What has never been determined in the courts is what the status of children born on USA soil to parents who have entered or remained in the country illegally. It is a complicated concept for several reasons. Here are some examples:

*since the majority of undocumented aliens entered the USA legally and then overstayed their visas, the issue changes from illegal entry to illegal remainder
*immigrants who request asylum and are in the USA while awaiting an asylum hearing are in the country legally
*refugee status is handled under rules separate from those applying to some other classes of immigrants.

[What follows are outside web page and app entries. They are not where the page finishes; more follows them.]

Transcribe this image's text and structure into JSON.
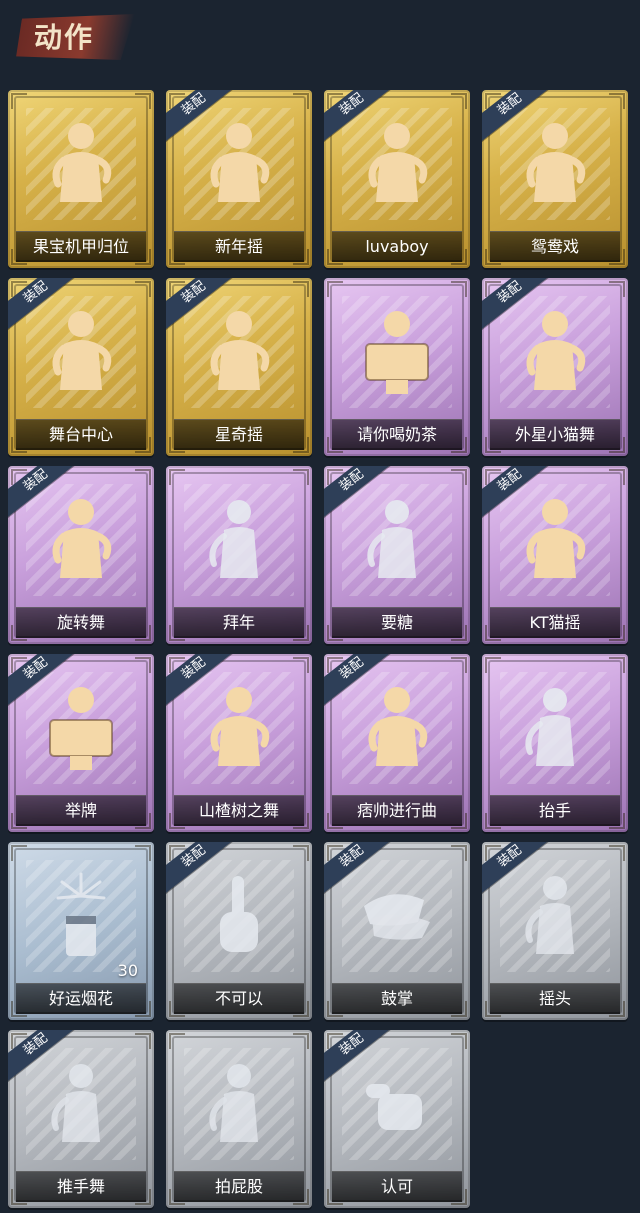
{
  "header": {
    "title": "动作"
  },
  "labels": {
    "equipped": "装配"
  },
  "colors": {
    "gold": "#d7b24a",
    "purple": "#c9a0dc",
    "blue": "#aabdd0",
    "grey": "#b3b7bd",
    "figure_gold": "#f4d8a8",
    "figure_pale": "#e6eaf0"
  },
  "items": [
    {
      "name": "果宝机甲归位",
      "rarity": "gold",
      "equipped": false,
      "icon": "dancer-figure-icon"
    },
    {
      "name": "新年摇",
      "rarity": "gold",
      "equipped": true,
      "icon": "dancer-figure-icon"
    },
    {
      "name": "luvaboy",
      "rarity": "gold",
      "equipped": true,
      "icon": "dancer-figure-icon"
    },
    {
      "name": "鸳鸯戏",
      "rarity": "gold",
      "equipped": true,
      "icon": "dancer-figure-icon"
    },
    {
      "name": "舞台中心",
      "rarity": "gold",
      "equipped": true,
      "icon": "dancer-figure-icon"
    },
    {
      "name": "星奇摇",
      "rarity": "gold",
      "equipped": true,
      "icon": "dancer-figure-icon"
    },
    {
      "name": "请你喝奶茶",
      "rarity": "purple",
      "equipped": false,
      "icon": "sign-figure-icon"
    },
    {
      "name": "外星小猫舞",
      "rarity": "purple",
      "equipped": true,
      "icon": "dancer-figure-icon"
    },
    {
      "name": "旋转舞",
      "rarity": "purple",
      "equipped": true,
      "icon": "dancer-figure-icon"
    },
    {
      "name": "拜年",
      "rarity": "purple",
      "equipped": false,
      "icon": "pale-figure-icon"
    },
    {
      "name": "要糖",
      "rarity": "purple",
      "equipped": true,
      "icon": "pale-figure-icon"
    },
    {
      "name": "KT猫摇",
      "rarity": "purple",
      "equipped": true,
      "icon": "dancer-figure-icon"
    },
    {
      "name": "举牌",
      "rarity": "purple",
      "equipped": true,
      "icon": "sign-figure-icon"
    },
    {
      "name": "山楂树之舞",
      "rarity": "purple",
      "equipped": true,
      "icon": "dancer-figure-icon"
    },
    {
      "name": "痞帅进行曲",
      "rarity": "purple",
      "equipped": true,
      "icon": "dancer-figure-icon"
    },
    {
      "name": "抬手",
      "rarity": "purple",
      "equipped": false,
      "icon": "pale-figure-icon"
    },
    {
      "name": "好运烟花",
      "rarity": "blue",
      "equipped": false,
      "icon": "firework-icon",
      "count": "30"
    },
    {
      "name": "不可以",
      "rarity": "grey",
      "equipped": true,
      "icon": "finger-icon"
    },
    {
      "name": "鼓掌",
      "rarity": "grey",
      "equipped": true,
      "icon": "clap-icon"
    },
    {
      "name": "摇头",
      "rarity": "grey",
      "equipped": true,
      "icon": "pale-figure-icon"
    },
    {
      "name": "推手舞",
      "rarity": "grey",
      "equipped": true,
      "icon": "pale-figure-icon"
    },
    {
      "name": "拍屁股",
      "rarity": "grey",
      "equipped": false,
      "icon": "pale-figure-icon"
    },
    {
      "name": "认可",
      "rarity": "grey",
      "equipped": true,
      "icon": "thumb-icon"
    }
  ]
}
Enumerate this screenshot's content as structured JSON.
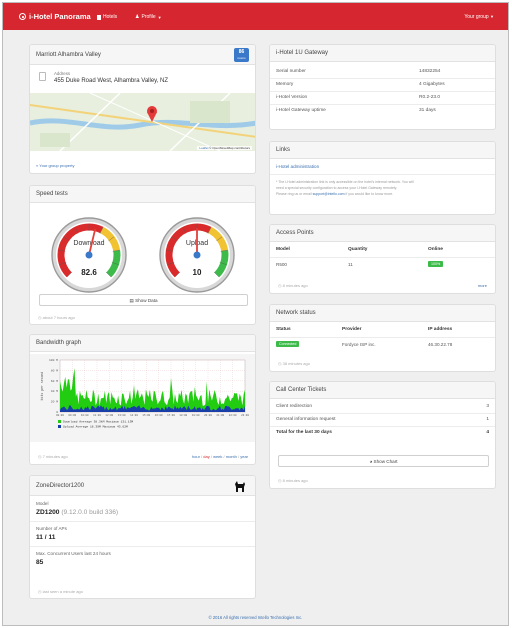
{
  "nav": {
    "brand": "i-Hotel Panorama",
    "hotels": "Hotels",
    "profile": "Profile",
    "group": "Your group"
  },
  "location": {
    "title": "Marriott Alhambra Valley",
    "badge_top": "86",
    "badge_bottom": "rooms",
    "address_label": "Address",
    "address": "455 Duke Road West, Alhambra Valley, NZ",
    "map_credit_leaflet": "Leaflet",
    "map_credit_osm": "© OpenStreetMap contributors",
    "group_link": "« Your group property"
  },
  "speed": {
    "title": "Speed tests",
    "download_label": "Download",
    "download_value": "82.6",
    "download_fraction": 0.55,
    "upload_label": "Upload",
    "upload_value": "10",
    "upload_fraction": 0.5,
    "show_data": "Show Data",
    "updated": "about 7 hours ago"
  },
  "bandwidth": {
    "title": "Bandwidth graph",
    "y_label": "bits per second",
    "y_ticks": [
      "100 M",
      "80 M",
      "60 M",
      "40 M",
      "20 M",
      "0"
    ],
    "x_ticks": [
      "08:00",
      "09:00",
      "10:00",
      "11:00",
      "12:00",
      "13:00",
      "14:00",
      "15:00",
      "16:00",
      "17:00",
      "18:00",
      "19:00",
      "20:00",
      "21:00",
      "22:00",
      "23:00"
    ],
    "legend_download": "Download  Average  38.3kM  Maximum  131.13M",
    "legend_upload": "Upload    Average  16.39M  Maximum  43.62M",
    "updated": "7 minutes ago",
    "range_links": [
      "hour",
      "day",
      "week",
      "month",
      "year"
    ],
    "colors": {
      "download": "#22cc11",
      "upload": "#1a3ea8"
    }
  },
  "zd": {
    "title": "ZoneDirector1200",
    "model_label": "Model",
    "model_value": "ZD1200",
    "model_build": "(9.12.0.0 build 336)",
    "aps_label": "Number of APs",
    "aps_value": "11 / 11",
    "users_label": "Max. Concurrent Users last 24 hours",
    "users_value": "85",
    "updated": "last seen a minute ago"
  },
  "gateway": {
    "title": "i-Hotel 1U Gateway",
    "rows": [
      {
        "label": "Serial number",
        "value": "14832254"
      },
      {
        "label": "Memory",
        "value": "4 Gigabytes"
      },
      {
        "label": "i-Hotel Version",
        "value": "R0.2-23.0"
      },
      {
        "label": "i-Hotel Gateway uptime",
        "value": "31 days"
      }
    ]
  },
  "links": {
    "title": "Links",
    "admin_link": "i-Hotel administration",
    "note_1": "* The i-Hotel administration link is only accessible on the hotel's internal network. You will",
    "note_2": "need a special security configuration to access your i-Hotel Gateway remotely.",
    "note_3_pre": "Please ring us or email",
    "note_3_email": "support@intello.com",
    "note_3_post": "if you would like to know more."
  },
  "ap": {
    "title": "Access Points",
    "headers": [
      "Model",
      "Quantity",
      "Online"
    ],
    "rows": [
      {
        "model": "R500",
        "quantity": "11",
        "online": "100%"
      }
    ],
    "updated": "8 minutes ago",
    "more": "more"
  },
  "network": {
    "title": "Network status",
    "headers": [
      "Status",
      "Provider",
      "IP address"
    ],
    "rows": [
      {
        "status": "Connected",
        "provider": "Fordyce ISP inc.",
        "ip": "46.30.22.78"
      }
    ],
    "updated": "38 minutes ago"
  },
  "tickets": {
    "title": "Call Center Tickets",
    "rows": [
      {
        "label": "Client redirection",
        "value": "3"
      },
      {
        "label": "General information request",
        "value": "1"
      }
    ],
    "total_label": "Total for the last 30 days",
    "total_value": "4",
    "show_chart": "Show Chart",
    "updated": "8 minutes ago"
  },
  "footer": "© 2016 All rights reserved Intello Technologies Inc.",
  "colors": {
    "brand": "#d6262f",
    "success": "#3dbb4a",
    "link": "#3a6fb0"
  }
}
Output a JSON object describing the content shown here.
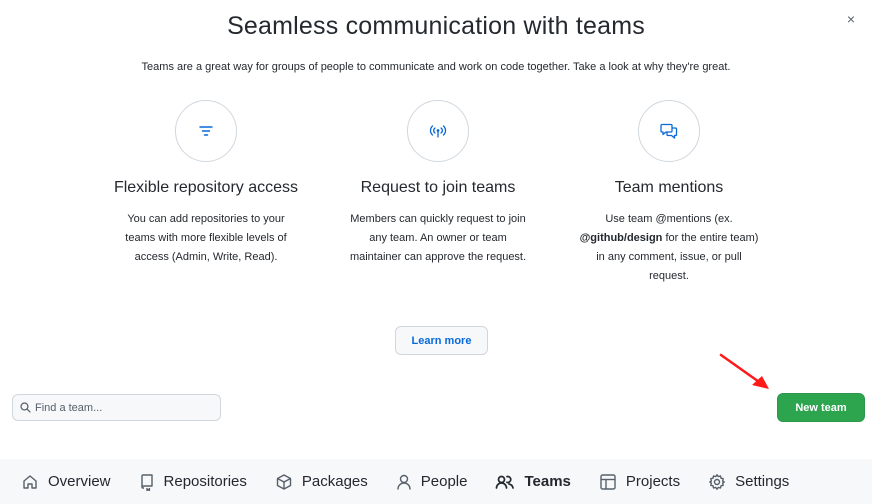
{
  "dialog": {
    "close_glyph": "×",
    "title": "Seamless communication with teams",
    "subtitle": "Teams are a great way for groups of people to communicate and work on code together. Take a look at why they're great."
  },
  "features": [
    {
      "icon": "filter-icon",
      "title": "Flexible repository access",
      "description": "You can add repositories to your teams with more flexible levels of access (Admin, Write, Read)."
    },
    {
      "icon": "broadcast-icon",
      "title": "Request to join teams",
      "description": "Members can quickly request to join any team. An owner or team maintainer can approve the request."
    },
    {
      "icon": "comment-discussion-icon",
      "title": "Team mentions",
      "description_before": "Use team @mentions (ex.",
      "description_bold": "@github/design",
      "description_after": "for the entire team) in any comment, issue, or pull request."
    }
  ],
  "learn_more_label": "Learn more",
  "search": {
    "placeholder": "Find a team..."
  },
  "new_team_label": "New team",
  "nav": {
    "items": [
      {
        "label": "Overview",
        "icon": "home-icon"
      },
      {
        "label": "Repositories",
        "icon": "repo-icon"
      },
      {
        "label": "Packages",
        "icon": "package-icon"
      },
      {
        "label": "People",
        "icon": "person-icon"
      },
      {
        "label": "Teams",
        "icon": "people-icon",
        "active": true
      },
      {
        "label": "Projects",
        "icon": "table-icon"
      },
      {
        "label": "Settings",
        "icon": "gear-icon"
      }
    ]
  },
  "colors": {
    "primary_button": "#2da44e",
    "link": "#0969da",
    "annotation_arrow": "#ff0000",
    "nav_background": "#f6f8fa"
  }
}
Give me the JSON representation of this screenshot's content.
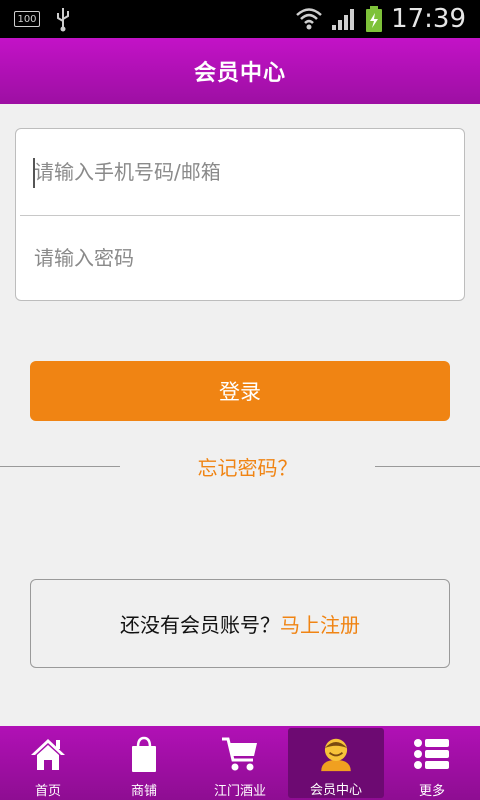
{
  "status_bar": {
    "battery_small_label": "100",
    "time": "17:39"
  },
  "header": {
    "title": "会员中心"
  },
  "login_form": {
    "username_placeholder": "请输入手机号码/邮箱",
    "password_placeholder": "请输入密码",
    "login_label": "登录",
    "forgot_label": "忘记密码？"
  },
  "register": {
    "prompt": "还没有会员账号？",
    "link": "马上注册"
  },
  "bottom_nav": {
    "items": [
      {
        "label": "首页",
        "icon": "home-icon"
      },
      {
        "label": "商铺",
        "icon": "shopping-bag-icon"
      },
      {
        "label": "江门酒业",
        "icon": "cart-icon"
      },
      {
        "label": "会员中心",
        "icon": "member-icon",
        "active": true
      },
      {
        "label": "更多",
        "icon": "more-list-icon"
      }
    ]
  },
  "colors": {
    "brand_purple": "#b110b6",
    "accent_orange": "#f08413"
  }
}
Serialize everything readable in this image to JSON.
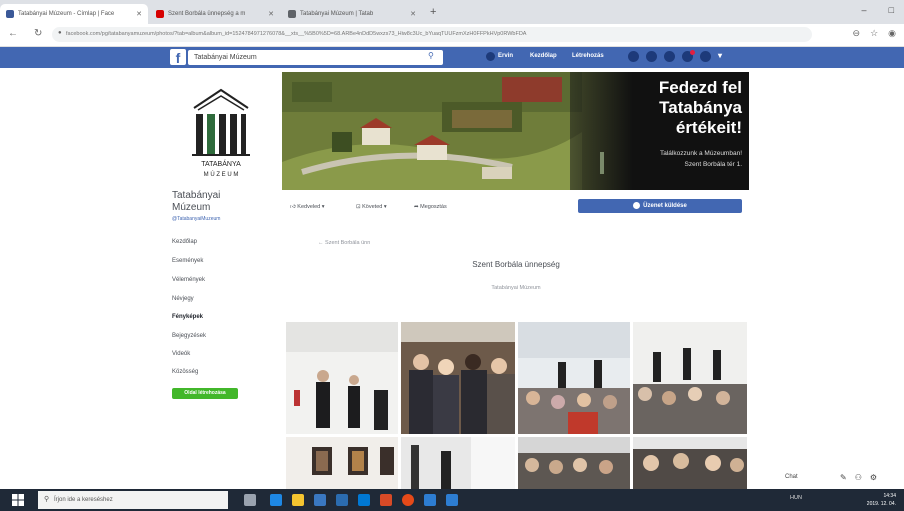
{
  "browser": {
    "tabs": [
      {
        "label": "Tatabányai Múzeum - Címlap | Face",
        "color": "#3b5998"
      },
      {
        "label": "Szent Borbála ünnepség a m",
        "color": "#d60000"
      },
      {
        "label": "Tatabányai Múzeum | Tatab",
        "color": "#5f6368"
      }
    ],
    "new_tab": "+",
    "url": "facebook.com/pg/tatabanyamuzeum/photos/?tab=album&album_id=1524784971276078&__xts__%5B0%5D=68.ARBe4nDdD5wxzs73_Hiw8c3Uc_bYuaqTUUFzmXzH0FFPkHVp0RWbFDA",
    "window_controls": [
      "–",
      "□"
    ]
  },
  "facebook": {
    "search_value": "Tatabányai Múzeum",
    "nav": [
      "Ervin",
      "Kezdőlap",
      "Létrehozás"
    ]
  },
  "page": {
    "name_line1": "Tatabányai",
    "name_line2": "Múzeum",
    "handle": "@TatabanyaiMuzeum",
    "logo_text_top": "TATABÁNYA",
    "logo_text_bottom": "M Ú Z E U M",
    "sidebar": [
      "Kezdőlap",
      "Események",
      "Vélemények",
      "Névjegy",
      "Fényképek",
      "Bejegyzések",
      "Videók",
      "Közösség"
    ],
    "active_sidebar": "Fényképek",
    "sidebar_button": "Oldal létrehozása"
  },
  "cover": {
    "title_lines": [
      "Fedezd fel",
      "Tatabánya",
      "értékeit!"
    ],
    "sub_lines": [
      "Találkozzunk a Múzeumban!",
      "Szent Borbála tér 1."
    ]
  },
  "actions": {
    "like": "Kedveled",
    "follow": "Követed",
    "share": "Megosztás",
    "send_message": "Üzenet küldése"
  },
  "album": {
    "breadcrumb": "← Szent Borbála ünn",
    "title": "Szent Borbála ünnepség",
    "subtitle": "Tatabányai Múzeum"
  },
  "taskbar": {
    "search_placeholder": "Írjon ide a kereséshez",
    "tray_time": "14:34",
    "tray_date": "2019. 12. 04.",
    "tray_lang": "HUN"
  },
  "overlay": {
    "label": "Chat"
  }
}
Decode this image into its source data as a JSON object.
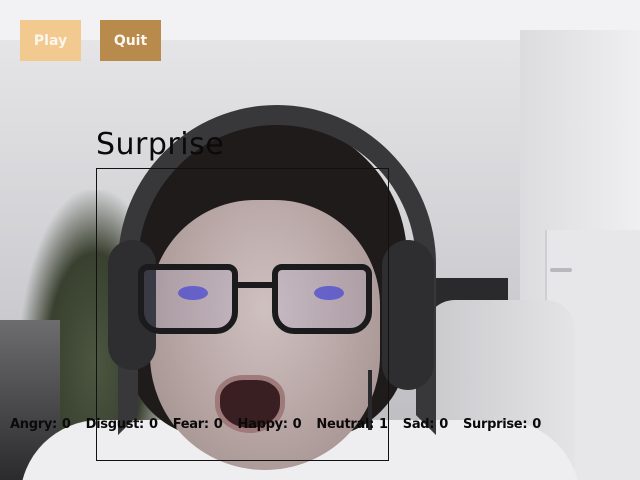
{
  "buttons": {
    "play_label": "Play",
    "quit_label": "Quit",
    "play_color": "#f2c98f",
    "quit_color": "#b88a4c"
  },
  "detection": {
    "emotion_label": "Surprise",
    "box_color": "#111111"
  },
  "emotion_counts": [
    {
      "name": "Angry:",
      "count": "0"
    },
    {
      "name": "Disgust:",
      "count": "0"
    },
    {
      "name": "Fear:",
      "count": "0"
    },
    {
      "name": "Happy:",
      "count": "0"
    },
    {
      "name": "Neutral:",
      "count": "1"
    },
    {
      "name": "Sad:",
      "count": "0"
    },
    {
      "name": "Surprise:",
      "count": "0"
    }
  ]
}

The issue returns, as it usually does, to its original point of dispute. In this case, we are back to the issue of race. African and Asian immigrants have been subjected to attempts to deprive them of citizenship, and the current argument is about Latinx (and, to a lesser extent, Middle Easterners). The Latinx population seeking to come to the USA is largely mestizo and almost entirely Spanish-speaking. If they arrive in the United States and bear children here, the denial of citizenship to those children will create a permanent underclass of non-citizens who have spent their entire lives in this country, may have no citizenship elsewhere (and thus nowhere else to go), and who may, without cause, be refused naturalization. This is not the America of equality or the America of representative government. It is more like the America of slavery times.